By Stanley Magut
Sitatunga, a rare swamp-dwelling antelope is almost is being driven to extinction in Kenya because of encroachment of the last swamps where its found.
The Kenya Wildlife Service says the Sitatungas are now only found in Saiwa Swamp in Western Kenya, Lake Victoria and in Nandi County.
Kingwal Swamp in Nandi County is one of the last major natural habitats where the animals are still found.
However, more Sitatunga antelopes are found in Mutwot, Kapchumba, Kimondi, Kibabet and North Nandi forest wetland swamps in the region.
The county KWS chief warden Joel Kanda said Kenya has about 150 Sitatungas with most of them at Kingwal swamp.
"We cannot say there exact number at the moment but we estimate them to be about 150. This is a treasured rare species whose existence should be jealously enhanced through concerted conservation efforts that will increase their number," Kanda said.
Nandi County has now embarked on a programme to ensure that they protect the species in order to multiply them.
Sitatunga occur in tall and dense vegetation of perennial and seasonal swamps, marshy clearings within forests, riverine thickets, and mangrove swamps.
The county chief officer in charge of environment, lands and natural resources David Kosgey says a research and specific conservation strategy project will be launched soon.
"There is a strategic plan on the conservation of the sitatunga species waiting launching and once we launched, we will be able to carry out a research on this type of animal," Kosgey said.
The research will focus on the specific behaviour, habitat among other things about the species in order to understand and able to conserve it.
"It is through such study that will guide us on how to conserve the animal after first understanding it so that we can employ certain specific measures which will bore fruits," Kosgey said.
Dr John Chumo, the county executive in charge of environment, said the local community will be involved in the study which will be carried by National Environmental Management Authority, KWS and the county government.
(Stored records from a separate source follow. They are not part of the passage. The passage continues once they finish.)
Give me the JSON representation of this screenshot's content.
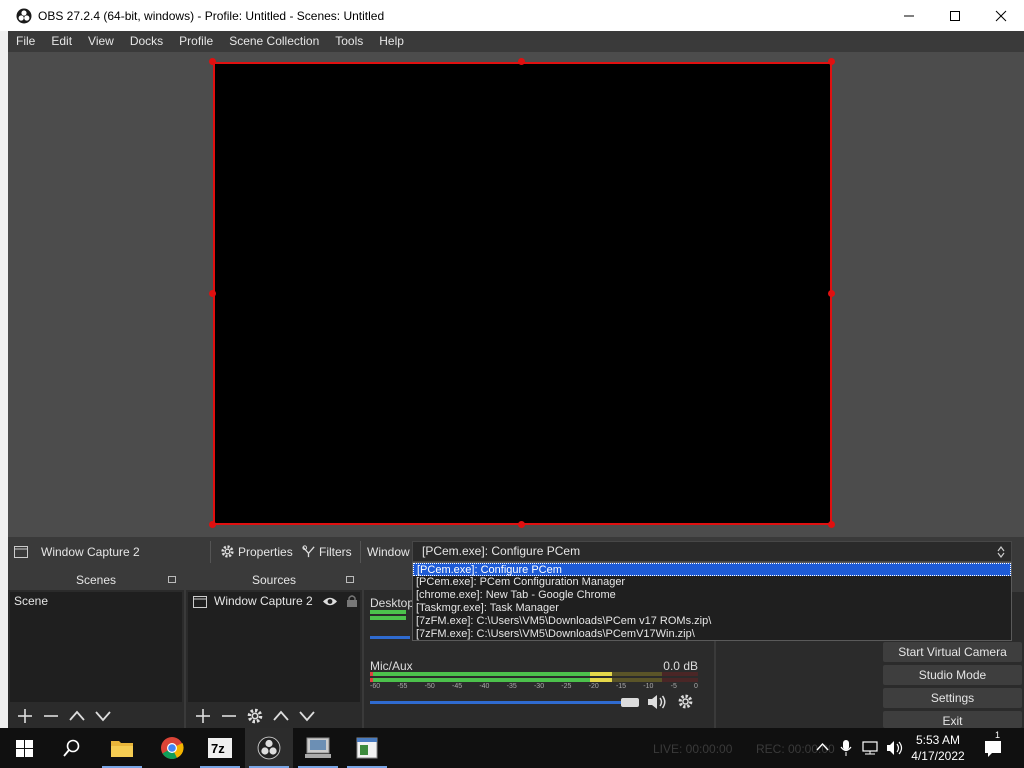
{
  "window": {
    "title": "OBS 27.2.4 (64-bit, windows) - Profile: Untitled - Scenes: Untitled"
  },
  "menu": [
    "File",
    "Edit",
    "View",
    "Docks",
    "Profile",
    "Scene Collection",
    "Tools",
    "Help"
  ],
  "source_toolbar": {
    "source_name": "Window Capture 2",
    "properties_label": "Properties",
    "filters_label": "Filters",
    "window_label": "Window",
    "window_value": "[PCem.exe]: Configure PCem"
  },
  "window_dropdown": {
    "options": [
      "[PCem.exe]: Configure PCem",
      "[PCem.exe]: PCem Configuration Manager",
      "[chrome.exe]: New Tab - Google Chrome",
      "[Taskmgr.exe]: Task Manager",
      "[7zFM.exe]: C:\\Users\\VM5\\Downloads\\PCem v17 ROMs.zip\\",
      "[7zFM.exe]: C:\\Users\\VM5\\Downloads\\PCemV17Win.zip\\"
    ],
    "selected_index": 0
  },
  "scenes_dock": {
    "title": "Scenes",
    "items": [
      "Scene"
    ]
  },
  "sources_dock": {
    "title": "Sources",
    "items": [
      "Window Capture 2"
    ]
  },
  "mixer": {
    "desktop_label": "Desktop A",
    "mic_label": "Mic/Aux",
    "mic_level": "0.0 dB",
    "ticks": [
      "-60",
      "-55",
      "-50",
      "-45",
      "-40",
      "-35",
      "-30",
      "-25",
      "-20",
      "-15",
      "-10",
      "-5",
      "0"
    ]
  },
  "controls": [
    "Start Virtual Camera",
    "Studio Mode",
    "Settings",
    "Exit"
  ],
  "statusbar": {
    "live": "LIVE: 00:00:00",
    "rec": "REC: 00:00:00"
  },
  "taskbar": {
    "apps": [
      "windows-start",
      "search",
      "file-explorer",
      "chrome",
      "7zip",
      "obs",
      "pcem",
      "notepad"
    ],
    "time": "5:53 AM",
    "date": "4/17/2022"
  },
  "colors": {
    "accent_red": "#e01010",
    "selection_blue": "#1e5bd6",
    "obs_bg": "#3a3a3a"
  }
}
"Members of the public will actually be engaged in the project in order for them to be able to understand the importance of saving the species," Chumo said.
"Once they are sensitised they will feel part of it and human encroachment as one of the threats to its existence will be curbed since we will jointly ensure that the animal grows in number," Chumo added.
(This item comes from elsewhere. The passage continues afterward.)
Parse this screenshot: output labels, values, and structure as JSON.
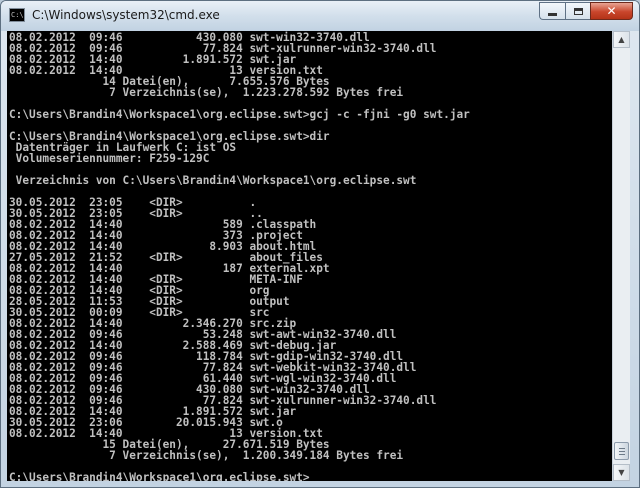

Loss of habitat is actually the main threat to Sitatunga. The ever-increasing loss of wetlands has cut off former routes of dispersal and many populations are becoming isolated. Sitatunga are vulnerable to long-term changes in water level because it alters vegetation structure.
Kingwal Swamp is among the few remaining natural habitats in the world which harbours the species and Chumo said the county is sitting on a goldmine.
"The resources are there and we will mobilise them in a bid to conserve the species," he said.
"People around here have realised that the animal is rare in the world and are beginning to appreciate it and that is why it is increasing each year. They normally tell us that they see them with their young ones," KWS's Kanda says.
Kanda also said the male species have been fighting for territories and have been seen moving further the swamp to establish new territories.
He says the community has accepted the Kingwal Swamp as a conservation area for the marshland antelope, also known as marshbuck.
"Residents here have agreed not to encroach the area since they have regarded it as a conservation area to enable the animals to reproduce and multiply," he adds.
The local community has even elected their own officials to oversee and make sure that no one interferes with the species habitat and their breeding.
Kanda says this has been very fruitful and KWS has been assisting them on conservation strategies.
"It was a positive move for them to think of such an idea of electing their own officials and we have been guiding them and providing strategies on how to conserve the species," Kanda says.
John Kipchumba, who lives near the Kingwal swamp, said the Sitatungas come out the swamp around evening. He has been telling other locals residents not to kill them.
"It is source of our pride and we have been sensitising the residents not to kill them whenever they come out. It will be a fruitful idea if the stakeholders are planning to work together in conserving the species," he said.
Kipchumba says the community will work together with Nema and KWS to map the wetland in the area to the boundaries and fence the swamp.
However, the county government says it does not have enough money to put up an electric fence.
Encroachment of wetland by the community is another bottleneck.
"When the wetlands tend to shrink, the animal may run away or perish due to unfavorable habitat. They need an expansive area where human activities will not interfere with their breeding," Kanda said.
He also cites climate change as a threat saying the drying of rivers and swamps may affect the habitat.
"Climate change is real though not experienced here. But we must conserve the environment since their growth depends on several environmental factors," Kanda said.
Chumo says the conservation strategy will ensure the Sitatunga population increases.
He said this also will enable the county to practise eco-tourism as a source of revenue.
"When we fence and conserve their habitat, they will increase in number and we will receive more local tourists who pay a fee to view the animals and enjoy other activities within the conservancy," Chumo said.
It will also ensure that human-animal conflict is managed and there will be no sneaking of the animal or residents trespassing.